We have a winner, ladies and gentlemen! The 2005 San Diego Padres! And if they win one just one game this weekend from the reeling Dodgers, they will not be taking a losing record into the post-season.
Which is an enormous relief to everyone, I'm sure.
One last pretty picture:
As I noted a few months back, 84 Bauxites predicted the division races prior to the season. At this point, no one called the NL West correctly. This could change, though - if the Giants can somehow overtake Arizona this final weekend, then cedvicious will have actually placed the five teams in the correct order.
Why was this so hard?
Mostly because the Dodgers drew 59 of 84 first place votes. Since starting the season by winning 12 of their first 14 games, the Dodgers have been utterly awful. They've gone 58-87 since then. If the season went on for two more weeks, they would probably have fallen behind the Colorado Rookies.

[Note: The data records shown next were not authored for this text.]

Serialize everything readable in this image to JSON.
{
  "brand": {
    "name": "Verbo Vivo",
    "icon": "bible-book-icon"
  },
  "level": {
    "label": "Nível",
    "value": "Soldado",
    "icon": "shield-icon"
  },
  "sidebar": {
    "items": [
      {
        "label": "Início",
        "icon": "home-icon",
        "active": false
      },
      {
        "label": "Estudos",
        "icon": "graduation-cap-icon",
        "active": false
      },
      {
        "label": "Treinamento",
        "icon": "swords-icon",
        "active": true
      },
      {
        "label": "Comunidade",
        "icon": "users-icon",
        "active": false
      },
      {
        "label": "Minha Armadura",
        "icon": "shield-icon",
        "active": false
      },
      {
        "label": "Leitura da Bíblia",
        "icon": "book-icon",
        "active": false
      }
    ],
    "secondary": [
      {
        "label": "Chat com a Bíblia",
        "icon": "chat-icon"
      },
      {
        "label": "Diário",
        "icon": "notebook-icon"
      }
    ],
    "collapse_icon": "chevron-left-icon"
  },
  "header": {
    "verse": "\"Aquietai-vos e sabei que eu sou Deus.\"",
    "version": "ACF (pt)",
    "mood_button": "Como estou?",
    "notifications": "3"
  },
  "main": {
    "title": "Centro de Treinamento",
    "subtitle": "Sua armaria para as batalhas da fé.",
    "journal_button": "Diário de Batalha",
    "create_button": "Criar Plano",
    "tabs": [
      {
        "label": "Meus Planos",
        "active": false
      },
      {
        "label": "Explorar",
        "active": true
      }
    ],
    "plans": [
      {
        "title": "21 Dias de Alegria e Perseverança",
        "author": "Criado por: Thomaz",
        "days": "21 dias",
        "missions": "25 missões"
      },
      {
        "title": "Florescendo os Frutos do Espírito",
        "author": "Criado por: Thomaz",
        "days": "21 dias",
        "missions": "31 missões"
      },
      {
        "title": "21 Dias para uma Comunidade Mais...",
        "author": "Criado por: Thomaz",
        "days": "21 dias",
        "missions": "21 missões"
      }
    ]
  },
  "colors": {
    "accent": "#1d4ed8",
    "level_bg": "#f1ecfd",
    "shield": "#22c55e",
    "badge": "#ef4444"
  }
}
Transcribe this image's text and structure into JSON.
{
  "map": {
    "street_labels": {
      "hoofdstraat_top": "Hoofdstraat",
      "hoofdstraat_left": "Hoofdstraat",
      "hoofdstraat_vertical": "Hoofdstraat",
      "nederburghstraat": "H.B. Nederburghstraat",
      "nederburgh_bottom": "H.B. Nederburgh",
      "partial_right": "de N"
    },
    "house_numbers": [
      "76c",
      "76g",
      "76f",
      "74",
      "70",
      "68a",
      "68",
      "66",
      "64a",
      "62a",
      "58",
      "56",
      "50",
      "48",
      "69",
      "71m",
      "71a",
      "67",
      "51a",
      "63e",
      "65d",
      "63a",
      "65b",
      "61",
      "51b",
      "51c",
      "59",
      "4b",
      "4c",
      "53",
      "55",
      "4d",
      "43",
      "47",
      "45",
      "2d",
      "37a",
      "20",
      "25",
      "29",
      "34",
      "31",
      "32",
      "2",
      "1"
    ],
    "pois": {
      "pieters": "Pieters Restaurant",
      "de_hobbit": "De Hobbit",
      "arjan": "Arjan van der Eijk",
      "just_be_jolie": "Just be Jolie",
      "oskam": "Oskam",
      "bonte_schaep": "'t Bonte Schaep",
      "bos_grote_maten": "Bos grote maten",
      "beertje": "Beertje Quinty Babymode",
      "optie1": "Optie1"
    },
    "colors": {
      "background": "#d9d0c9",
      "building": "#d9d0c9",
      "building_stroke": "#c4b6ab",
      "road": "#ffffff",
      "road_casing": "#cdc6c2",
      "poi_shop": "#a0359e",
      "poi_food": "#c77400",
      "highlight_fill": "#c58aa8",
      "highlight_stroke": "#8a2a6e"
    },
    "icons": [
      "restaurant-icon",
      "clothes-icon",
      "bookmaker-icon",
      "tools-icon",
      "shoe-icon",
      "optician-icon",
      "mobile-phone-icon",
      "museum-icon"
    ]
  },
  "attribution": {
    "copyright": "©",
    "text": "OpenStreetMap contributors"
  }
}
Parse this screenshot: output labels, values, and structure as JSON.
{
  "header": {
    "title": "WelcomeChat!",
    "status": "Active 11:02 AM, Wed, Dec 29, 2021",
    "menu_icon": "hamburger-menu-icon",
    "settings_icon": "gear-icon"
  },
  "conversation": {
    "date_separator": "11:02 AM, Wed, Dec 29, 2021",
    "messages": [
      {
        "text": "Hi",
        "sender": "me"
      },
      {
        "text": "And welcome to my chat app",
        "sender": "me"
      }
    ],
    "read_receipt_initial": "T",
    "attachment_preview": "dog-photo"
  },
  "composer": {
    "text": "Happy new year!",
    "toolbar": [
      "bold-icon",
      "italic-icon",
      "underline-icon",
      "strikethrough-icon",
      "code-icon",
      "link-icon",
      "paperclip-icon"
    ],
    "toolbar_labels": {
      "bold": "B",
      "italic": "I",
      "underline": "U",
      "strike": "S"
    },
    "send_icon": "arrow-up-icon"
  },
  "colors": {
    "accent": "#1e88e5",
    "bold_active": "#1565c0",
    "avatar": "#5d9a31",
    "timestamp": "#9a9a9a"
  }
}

The Dodgers and the Giants can blame injuries for much of their misfortunes. The Dodgers did without Eric Gagne for most of the season, lost J.D. Drew about halfway through, and saw Milton Bradley, Cezar Izturis, and Odalis Perez all miss a considerable chunk of the season. The Giants did without Barry Bonds for almost the entire season, and with Barry missing, managed to score fewer runs than 28 other teams.
So what. The Padres had plenty of problems too. The Padres problems were not trivial - they lost both middle infielders and their star catcher for lengthy stretches. Mark Loretta was out for almost two months. Sophomore shortstop Khalil Greene was shelved twice. They lost catcher Ramon Hernandez twice - he missed the entire month of August. All of these people are back and healthy now, and Hernandez was hitting up a storm in September.
Starters Adam Eaton and Woody Williams were shelved for lengthy periods, and fifth starters Tim Redding and Darrel May were... not up to the job. They took on Chan Ho Park's contract in exchange for Nevin - Park went 4-2 in 8 starts. They picked up another Texas reject, Pedro Astacio, and plugged him into their rotation. Astacio went 4-2, 3.17 as a Padre, pitching very well indeed down the stretch, and has probably earned a post-season start against the Cardinals.
The San Diego bullpen has been intact all year, and has been a consistent strength since Day One. Trevor Hoffmann gets the glory, and has saved 42 games to date - but they have also received excellent work from Scott Linebrink, Akinori Otsuka, Chris Hammond(!), and Rudy Seanez(!!). Not so with the starters. The only constants in the rotation were ace Jake Peavy and Brian Lawrence. Lawrence had an awful year, going 7-15, 5.06 in one of the best pitcher's parks in baseball. Peavy got off to a brilliant start, but scuffled a little in mid-season. Over the last two months, however, he has been getting stronger and stronger. He's been pitching much better than Chris Carpenter over the last month.
The Padres did some redesiging of their team as the season went along. They dumped first baseman Phil Nevin, and turned the job over to the platoon combination of vet Mark Sweeney, who posted on OBP of .400, and Xavier Nady, who chipped in with 13 HRin half a season's worth of at bats. They got tired of watching young 3B Sean Burroughs get one extra base hit a month, and brought in Joe Randa at the trading deadline. Randa isn't a star, but he hit 16 doubles in two months for the Padres, which made him an instant improvement.
The starting outfield - Brian Giles in RF, Dave Roberts in CF, and Ryan Klesko in LF - managed to stay intact for most of the season. Klesko has been struggling: he hit .202 with just 2 HR over the last two months of the season. But Giles has had a superb season, although Petco depresses his offensive numbers something awful. Giles is at .304, with 15 HR and 82 RBI, which is certainly respectable for a corner outfielder. He also drew 119 walks, more than any other hitter in the major leagues, helping him to a .427 OBP, which ties him with Albert Pujols for second in the NL, behind Todd Helton. He's actually a good sight better than that, but his ballpark does much to diguise it. Giles hit almost .60 points better away from his home field this year.
And Giles isn't the only one. The Padres offense doesn't look that impressive, does it? Ryan Klesko led the team with 18 home runs. Twelve National League teams have scored more runs than the Padres this season.
Yeah, but. Get them out of Petco, and see what happens. In road games, the Padres were second in the NL in runs scored. Behind St. Louis, of course. This team can hit.
Thus endeth the final NL West Update of 2005. Hey, it's been fun. It gave me a reason to look at the major league division I have always paid the least attention to - wrong league, wrong time zone - and we almost saw a little history made. If the Padres get swept by Los Angeles this weekend, we will. But that's not going to happen. The last time the Dodgers swept three games from anyone came when they took a series from Colorado at Dodger Stadium. At the end of April.